With the well-thought-out title of “A Space of Measured Light”, this exhibition questions the nature of light, of realism and the validity of technique. A sombre palette has been chosen for all the artworks in this survey. Every piece is clearly defined, and most consist of industrial and domestic items, plus there are several portraits, but the outstanding works are the large-scale interiors that look out on to a landscape view.
There is a soft-focus to many of these paintings, even on the hard-edged items like glass jars, gas cylinders and fire extinguishers. Tied in with her comprehensive knowledge of oil painting, this soft-focus view follows the techniques of what some of the early masters developed and used, such as Vermeer.
One curious aspect of this exhibition is that most artworks are not titled. They have what I thought was a catalogue number on the label, such as SL123, but the SL stands for Still Life.
There are several drawings, a video installation and a selection of sketches. The portrait of “Sarah Peirse”, highlights the outstanding quality of Rae’s painting and how her portraiture captures so much more than just the outer view of a person. To describe Rae’s portraits as painted poetry might be the best description of how she captures people.
While some of the objects in Rae’s works can be seen as everyday items and mundane, she breathes life into them through her technique and a love of line and beauty. Even in some of her drafts and sketches, the quality of a great artist comes through. Her attention to detail, the way she paints light, even the smallest thing is highly crafted.
The large-scale works titled, “Interior”, are unique views of a small world. Painted from inside an office block or hotel or perhaps even an art space, they offer striking visions of the fabricated and the natural environment in this enthralling survey.
Rae who began painting at a young age took after her father who was a painter and sculptor and worked in the art department at the Australian Museum.
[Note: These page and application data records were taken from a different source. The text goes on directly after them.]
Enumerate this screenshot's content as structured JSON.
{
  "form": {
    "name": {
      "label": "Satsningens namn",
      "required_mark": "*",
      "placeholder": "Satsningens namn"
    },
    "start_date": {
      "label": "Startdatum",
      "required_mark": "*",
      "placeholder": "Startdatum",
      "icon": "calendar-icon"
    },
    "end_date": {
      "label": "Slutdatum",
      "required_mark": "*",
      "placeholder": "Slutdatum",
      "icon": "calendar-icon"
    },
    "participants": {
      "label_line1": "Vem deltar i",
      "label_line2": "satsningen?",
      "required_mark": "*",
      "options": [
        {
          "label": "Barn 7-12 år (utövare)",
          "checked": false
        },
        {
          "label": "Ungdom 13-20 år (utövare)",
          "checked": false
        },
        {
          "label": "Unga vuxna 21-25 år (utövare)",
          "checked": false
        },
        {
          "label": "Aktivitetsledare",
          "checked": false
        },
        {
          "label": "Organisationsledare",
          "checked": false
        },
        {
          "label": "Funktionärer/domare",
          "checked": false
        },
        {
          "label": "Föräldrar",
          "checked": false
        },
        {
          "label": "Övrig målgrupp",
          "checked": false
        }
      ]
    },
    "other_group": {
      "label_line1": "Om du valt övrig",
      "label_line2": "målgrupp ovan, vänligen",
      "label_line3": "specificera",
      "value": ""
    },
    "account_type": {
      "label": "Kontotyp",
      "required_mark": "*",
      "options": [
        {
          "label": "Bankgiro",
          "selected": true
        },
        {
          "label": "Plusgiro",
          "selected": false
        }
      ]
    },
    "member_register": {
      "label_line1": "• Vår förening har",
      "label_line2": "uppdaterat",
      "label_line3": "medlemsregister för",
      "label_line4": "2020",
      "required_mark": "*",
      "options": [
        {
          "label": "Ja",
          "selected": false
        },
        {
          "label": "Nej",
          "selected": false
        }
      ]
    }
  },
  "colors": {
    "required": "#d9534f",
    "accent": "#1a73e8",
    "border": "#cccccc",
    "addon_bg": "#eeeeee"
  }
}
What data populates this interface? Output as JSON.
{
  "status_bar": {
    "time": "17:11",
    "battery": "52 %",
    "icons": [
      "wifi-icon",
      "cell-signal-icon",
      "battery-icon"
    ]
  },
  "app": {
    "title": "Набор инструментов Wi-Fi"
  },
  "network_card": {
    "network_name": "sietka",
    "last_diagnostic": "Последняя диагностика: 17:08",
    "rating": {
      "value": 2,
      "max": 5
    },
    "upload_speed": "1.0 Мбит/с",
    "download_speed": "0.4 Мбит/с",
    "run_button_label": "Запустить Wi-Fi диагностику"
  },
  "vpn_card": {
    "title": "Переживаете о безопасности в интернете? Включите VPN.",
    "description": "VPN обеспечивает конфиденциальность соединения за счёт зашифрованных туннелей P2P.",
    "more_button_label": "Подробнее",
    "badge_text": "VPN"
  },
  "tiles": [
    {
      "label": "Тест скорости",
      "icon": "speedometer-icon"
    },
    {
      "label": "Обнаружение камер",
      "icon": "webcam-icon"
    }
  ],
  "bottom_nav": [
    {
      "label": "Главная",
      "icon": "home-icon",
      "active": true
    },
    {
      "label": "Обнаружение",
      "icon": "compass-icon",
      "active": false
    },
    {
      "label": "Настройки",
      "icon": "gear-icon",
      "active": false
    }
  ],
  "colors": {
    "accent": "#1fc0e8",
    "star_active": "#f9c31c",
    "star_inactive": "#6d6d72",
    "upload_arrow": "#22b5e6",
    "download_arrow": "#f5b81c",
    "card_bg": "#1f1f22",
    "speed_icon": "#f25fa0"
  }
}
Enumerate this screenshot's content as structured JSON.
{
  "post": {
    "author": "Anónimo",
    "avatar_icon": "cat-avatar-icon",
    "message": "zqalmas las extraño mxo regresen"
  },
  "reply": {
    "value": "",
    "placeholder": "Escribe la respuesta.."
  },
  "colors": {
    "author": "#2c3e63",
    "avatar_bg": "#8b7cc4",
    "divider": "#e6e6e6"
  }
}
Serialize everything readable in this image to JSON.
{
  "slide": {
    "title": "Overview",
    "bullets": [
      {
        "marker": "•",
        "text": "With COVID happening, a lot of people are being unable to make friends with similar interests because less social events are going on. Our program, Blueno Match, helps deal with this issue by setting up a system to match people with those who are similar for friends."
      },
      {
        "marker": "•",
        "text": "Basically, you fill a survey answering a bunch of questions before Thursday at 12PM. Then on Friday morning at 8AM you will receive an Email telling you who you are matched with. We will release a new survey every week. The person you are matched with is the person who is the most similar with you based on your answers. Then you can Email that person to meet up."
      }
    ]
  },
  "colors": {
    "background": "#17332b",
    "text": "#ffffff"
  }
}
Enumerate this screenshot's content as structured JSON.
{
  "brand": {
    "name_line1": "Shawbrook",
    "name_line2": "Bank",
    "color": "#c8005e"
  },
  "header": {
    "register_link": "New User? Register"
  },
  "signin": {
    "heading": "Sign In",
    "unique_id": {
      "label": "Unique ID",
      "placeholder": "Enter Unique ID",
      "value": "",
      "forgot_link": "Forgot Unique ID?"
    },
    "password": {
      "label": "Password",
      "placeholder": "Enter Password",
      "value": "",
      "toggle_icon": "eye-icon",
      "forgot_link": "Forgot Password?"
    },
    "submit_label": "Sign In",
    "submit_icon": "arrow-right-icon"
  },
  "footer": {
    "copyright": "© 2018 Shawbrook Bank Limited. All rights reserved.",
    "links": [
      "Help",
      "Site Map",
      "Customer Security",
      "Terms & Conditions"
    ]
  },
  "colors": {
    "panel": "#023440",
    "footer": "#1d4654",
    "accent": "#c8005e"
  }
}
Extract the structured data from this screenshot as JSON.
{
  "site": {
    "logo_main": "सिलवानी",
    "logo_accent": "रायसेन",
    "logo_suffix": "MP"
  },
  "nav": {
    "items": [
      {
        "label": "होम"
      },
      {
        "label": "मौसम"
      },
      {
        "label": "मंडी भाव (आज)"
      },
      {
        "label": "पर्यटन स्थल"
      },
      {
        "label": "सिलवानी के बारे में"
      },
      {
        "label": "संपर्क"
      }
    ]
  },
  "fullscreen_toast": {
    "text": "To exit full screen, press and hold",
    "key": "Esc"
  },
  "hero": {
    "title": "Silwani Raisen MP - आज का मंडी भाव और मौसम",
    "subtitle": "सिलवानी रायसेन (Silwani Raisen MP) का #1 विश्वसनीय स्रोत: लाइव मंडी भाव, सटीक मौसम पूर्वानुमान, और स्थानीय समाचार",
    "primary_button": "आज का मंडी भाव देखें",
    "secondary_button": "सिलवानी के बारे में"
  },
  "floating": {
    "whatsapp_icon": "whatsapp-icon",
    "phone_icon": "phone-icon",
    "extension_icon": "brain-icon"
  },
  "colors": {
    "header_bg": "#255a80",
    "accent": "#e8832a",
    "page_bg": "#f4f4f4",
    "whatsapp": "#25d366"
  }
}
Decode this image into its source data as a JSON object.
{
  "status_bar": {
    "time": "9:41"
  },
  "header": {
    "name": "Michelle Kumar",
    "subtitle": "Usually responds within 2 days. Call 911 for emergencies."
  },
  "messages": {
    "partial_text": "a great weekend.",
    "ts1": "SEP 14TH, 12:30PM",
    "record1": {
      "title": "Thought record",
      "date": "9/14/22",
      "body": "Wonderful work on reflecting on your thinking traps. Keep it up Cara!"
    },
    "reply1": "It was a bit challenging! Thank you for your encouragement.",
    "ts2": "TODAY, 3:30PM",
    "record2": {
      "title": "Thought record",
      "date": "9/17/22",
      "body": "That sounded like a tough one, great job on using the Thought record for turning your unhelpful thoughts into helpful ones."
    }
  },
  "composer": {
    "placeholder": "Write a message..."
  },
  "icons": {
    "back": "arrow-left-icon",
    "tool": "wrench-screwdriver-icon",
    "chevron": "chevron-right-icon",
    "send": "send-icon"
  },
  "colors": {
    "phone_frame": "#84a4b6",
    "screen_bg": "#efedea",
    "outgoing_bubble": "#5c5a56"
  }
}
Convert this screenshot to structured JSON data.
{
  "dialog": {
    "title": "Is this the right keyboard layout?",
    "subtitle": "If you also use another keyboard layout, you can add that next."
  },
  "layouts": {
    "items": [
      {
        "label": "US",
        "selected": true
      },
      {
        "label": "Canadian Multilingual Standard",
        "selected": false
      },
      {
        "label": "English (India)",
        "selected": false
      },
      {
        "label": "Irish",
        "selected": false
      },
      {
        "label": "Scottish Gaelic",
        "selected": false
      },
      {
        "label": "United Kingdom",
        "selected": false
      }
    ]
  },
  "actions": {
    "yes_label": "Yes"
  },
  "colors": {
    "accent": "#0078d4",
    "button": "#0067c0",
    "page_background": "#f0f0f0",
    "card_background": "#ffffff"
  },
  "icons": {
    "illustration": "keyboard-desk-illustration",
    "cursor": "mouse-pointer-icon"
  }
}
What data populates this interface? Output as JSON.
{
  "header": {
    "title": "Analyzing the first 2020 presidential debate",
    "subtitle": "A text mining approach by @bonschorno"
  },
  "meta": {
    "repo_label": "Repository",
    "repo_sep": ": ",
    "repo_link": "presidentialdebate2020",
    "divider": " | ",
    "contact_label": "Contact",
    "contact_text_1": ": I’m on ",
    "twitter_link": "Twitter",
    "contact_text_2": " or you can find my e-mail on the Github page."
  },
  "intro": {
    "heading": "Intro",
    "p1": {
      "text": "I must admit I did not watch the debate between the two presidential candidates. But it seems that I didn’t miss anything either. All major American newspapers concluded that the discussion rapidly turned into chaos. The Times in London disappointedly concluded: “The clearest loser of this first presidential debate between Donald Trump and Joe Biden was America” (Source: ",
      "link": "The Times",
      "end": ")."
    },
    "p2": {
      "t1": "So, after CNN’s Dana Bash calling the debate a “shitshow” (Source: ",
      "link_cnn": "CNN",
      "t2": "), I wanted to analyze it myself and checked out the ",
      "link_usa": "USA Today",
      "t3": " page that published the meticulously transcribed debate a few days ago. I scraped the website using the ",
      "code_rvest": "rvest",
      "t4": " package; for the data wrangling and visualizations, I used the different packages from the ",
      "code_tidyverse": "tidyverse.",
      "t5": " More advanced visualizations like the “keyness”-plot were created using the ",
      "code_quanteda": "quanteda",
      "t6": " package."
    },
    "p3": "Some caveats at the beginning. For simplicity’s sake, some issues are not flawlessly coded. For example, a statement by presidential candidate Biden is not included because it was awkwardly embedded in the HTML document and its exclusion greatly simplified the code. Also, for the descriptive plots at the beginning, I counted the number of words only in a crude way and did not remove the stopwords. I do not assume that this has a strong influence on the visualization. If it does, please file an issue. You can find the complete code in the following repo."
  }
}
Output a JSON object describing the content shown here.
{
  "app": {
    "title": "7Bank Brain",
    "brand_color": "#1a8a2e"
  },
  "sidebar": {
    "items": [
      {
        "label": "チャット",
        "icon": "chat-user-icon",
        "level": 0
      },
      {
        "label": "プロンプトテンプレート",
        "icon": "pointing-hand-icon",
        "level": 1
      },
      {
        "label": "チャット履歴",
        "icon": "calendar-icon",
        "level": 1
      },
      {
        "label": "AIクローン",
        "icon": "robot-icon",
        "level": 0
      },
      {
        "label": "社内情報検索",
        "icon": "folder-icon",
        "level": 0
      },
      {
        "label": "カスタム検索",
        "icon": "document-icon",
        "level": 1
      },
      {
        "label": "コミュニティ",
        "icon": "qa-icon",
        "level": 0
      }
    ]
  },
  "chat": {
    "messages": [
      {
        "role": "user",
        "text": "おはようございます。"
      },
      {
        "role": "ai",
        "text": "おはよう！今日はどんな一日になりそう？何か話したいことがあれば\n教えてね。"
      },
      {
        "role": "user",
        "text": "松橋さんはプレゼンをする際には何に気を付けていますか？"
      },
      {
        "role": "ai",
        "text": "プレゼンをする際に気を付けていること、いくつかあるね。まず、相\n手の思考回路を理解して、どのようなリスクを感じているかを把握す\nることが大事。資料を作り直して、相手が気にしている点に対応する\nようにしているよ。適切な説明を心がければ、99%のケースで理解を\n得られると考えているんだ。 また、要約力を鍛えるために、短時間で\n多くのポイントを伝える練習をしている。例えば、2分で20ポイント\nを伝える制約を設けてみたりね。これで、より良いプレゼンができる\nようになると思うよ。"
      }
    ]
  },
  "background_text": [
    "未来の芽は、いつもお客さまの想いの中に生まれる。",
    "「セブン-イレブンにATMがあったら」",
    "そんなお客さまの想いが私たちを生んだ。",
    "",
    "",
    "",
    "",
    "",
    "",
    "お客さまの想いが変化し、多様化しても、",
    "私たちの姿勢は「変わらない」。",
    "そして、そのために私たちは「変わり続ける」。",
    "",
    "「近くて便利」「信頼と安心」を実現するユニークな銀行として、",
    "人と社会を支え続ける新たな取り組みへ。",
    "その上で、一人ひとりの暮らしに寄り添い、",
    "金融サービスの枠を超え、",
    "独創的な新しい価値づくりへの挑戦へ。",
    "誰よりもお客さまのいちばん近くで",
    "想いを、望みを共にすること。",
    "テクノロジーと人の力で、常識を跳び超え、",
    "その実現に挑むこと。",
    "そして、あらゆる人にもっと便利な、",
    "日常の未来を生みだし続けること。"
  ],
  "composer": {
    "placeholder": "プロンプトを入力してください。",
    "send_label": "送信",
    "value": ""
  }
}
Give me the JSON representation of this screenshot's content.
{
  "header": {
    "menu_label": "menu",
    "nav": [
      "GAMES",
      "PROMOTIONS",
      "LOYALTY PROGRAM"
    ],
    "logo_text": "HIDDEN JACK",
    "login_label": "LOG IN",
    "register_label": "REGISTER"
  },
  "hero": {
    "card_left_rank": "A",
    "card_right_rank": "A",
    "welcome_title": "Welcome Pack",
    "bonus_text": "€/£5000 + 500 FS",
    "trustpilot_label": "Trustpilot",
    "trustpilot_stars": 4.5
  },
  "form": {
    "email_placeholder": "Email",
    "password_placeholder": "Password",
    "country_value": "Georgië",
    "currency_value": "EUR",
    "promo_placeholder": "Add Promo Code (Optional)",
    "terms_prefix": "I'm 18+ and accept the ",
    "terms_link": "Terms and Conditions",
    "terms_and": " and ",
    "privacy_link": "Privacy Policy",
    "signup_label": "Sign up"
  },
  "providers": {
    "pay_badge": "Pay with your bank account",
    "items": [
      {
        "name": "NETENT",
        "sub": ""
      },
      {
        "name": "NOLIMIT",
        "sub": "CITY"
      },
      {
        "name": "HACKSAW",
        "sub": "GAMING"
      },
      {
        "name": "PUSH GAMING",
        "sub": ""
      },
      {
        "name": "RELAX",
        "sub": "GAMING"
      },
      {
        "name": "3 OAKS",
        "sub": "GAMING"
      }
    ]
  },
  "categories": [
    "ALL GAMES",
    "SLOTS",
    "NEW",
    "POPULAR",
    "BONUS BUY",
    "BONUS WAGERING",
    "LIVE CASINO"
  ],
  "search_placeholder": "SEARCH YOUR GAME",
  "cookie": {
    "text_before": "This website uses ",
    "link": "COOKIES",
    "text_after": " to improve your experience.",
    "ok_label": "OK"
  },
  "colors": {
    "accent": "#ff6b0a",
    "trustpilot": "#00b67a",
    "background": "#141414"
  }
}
Jude Rae started art school at 12, and along with her degrees and having a Master of Arts, she has had a long affiliation with the ANU.